THE RECORDS:
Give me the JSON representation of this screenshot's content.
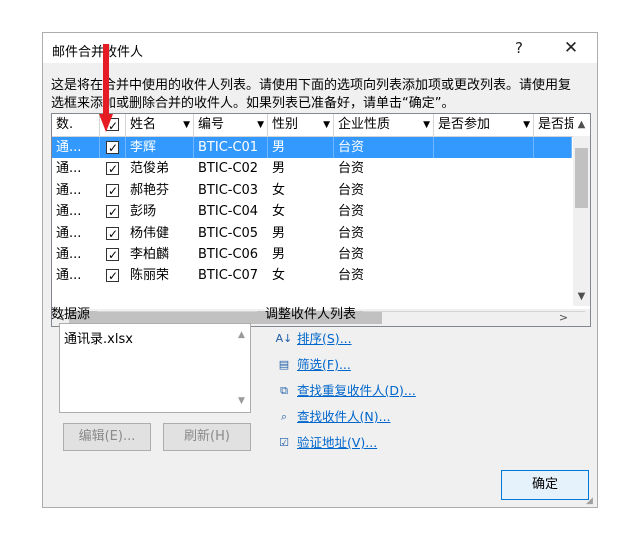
{
  "window": {
    "title": "邮件合并收件人",
    "help": "?",
    "close": "✕"
  },
  "description": {
    "line1": "这是将在合并中使用的收件人列表。请使用下面的选项向列表添加项或更改列表。请使用复",
    "line2": "选框来添加或删除合并的收件人。如果列表已准备好，请单击“确定”。"
  },
  "grid": {
    "headers": [
      "数.",
      "✓",
      "姓名",
      "编号",
      "性别",
      "企业性质",
      "是否参加",
      "是否提"
    ],
    "rows": [
      {
        "src": "通...",
        "name": "李辉",
        "id": "BTIC-C01",
        "sex": "男",
        "type": "台资",
        "selected": true
      },
      {
        "src": "通...",
        "name": "范俊弟",
        "id": "BTIC-C02",
        "sex": "男",
        "type": "台资",
        "selected": false
      },
      {
        "src": "通...",
        "name": "郝艳芬",
        "id": "BTIC-C03",
        "sex": "女",
        "type": "台资",
        "selected": false
      },
      {
        "src": "通...",
        "name": "彭旸",
        "id": "BTIC-C04",
        "sex": "女",
        "type": "台资",
        "selected": false
      },
      {
        "src": "通...",
        "name": "杨伟健",
        "id": "BTIC-C05",
        "sex": "男",
        "type": "台资",
        "selected": false
      },
      {
        "src": "通...",
        "name": "李柏麟",
        "id": "BTIC-C06",
        "sex": "男",
        "type": "台资",
        "selected": false
      },
      {
        "src": "通...",
        "name": "陈丽荣",
        "id": "BTIC-C07",
        "sex": "女",
        "type": "台资",
        "selected": false
      }
    ]
  },
  "datasource": {
    "label": "数据源",
    "file": "通讯录.xlsx",
    "edit_button": "编辑(E)...",
    "refresh_button": "刷新(H)"
  },
  "adjust": {
    "label": "调整收件人列表",
    "links": [
      "排序(S)...",
      "筛选(F)...",
      "查找重复收件人(D)...",
      "查找收件人(N)...",
      "验证地址(V)..."
    ]
  },
  "ok_button": "确定",
  "colors": {
    "selection": "#3399ff",
    "link": "#0066cc",
    "arrow": "#e51c23"
  }
}
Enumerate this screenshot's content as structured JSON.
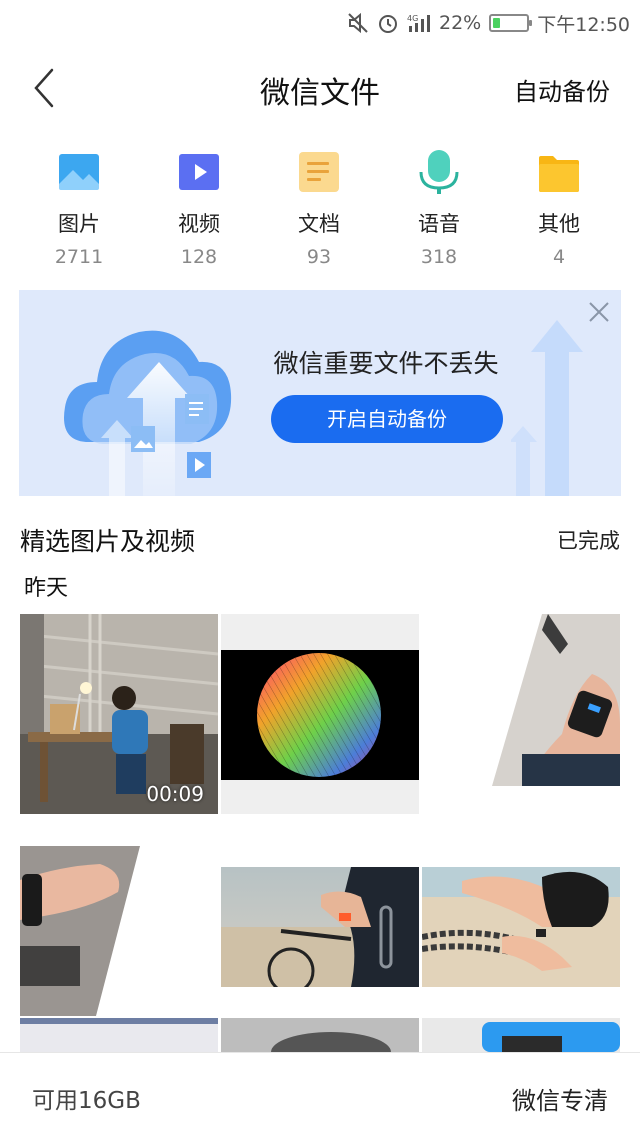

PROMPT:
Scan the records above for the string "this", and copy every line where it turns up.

EXERCISE RESPONSE:
Give me the JSON representation of this screenshot's content.
Enumerate this screenshot's content as structured JSON.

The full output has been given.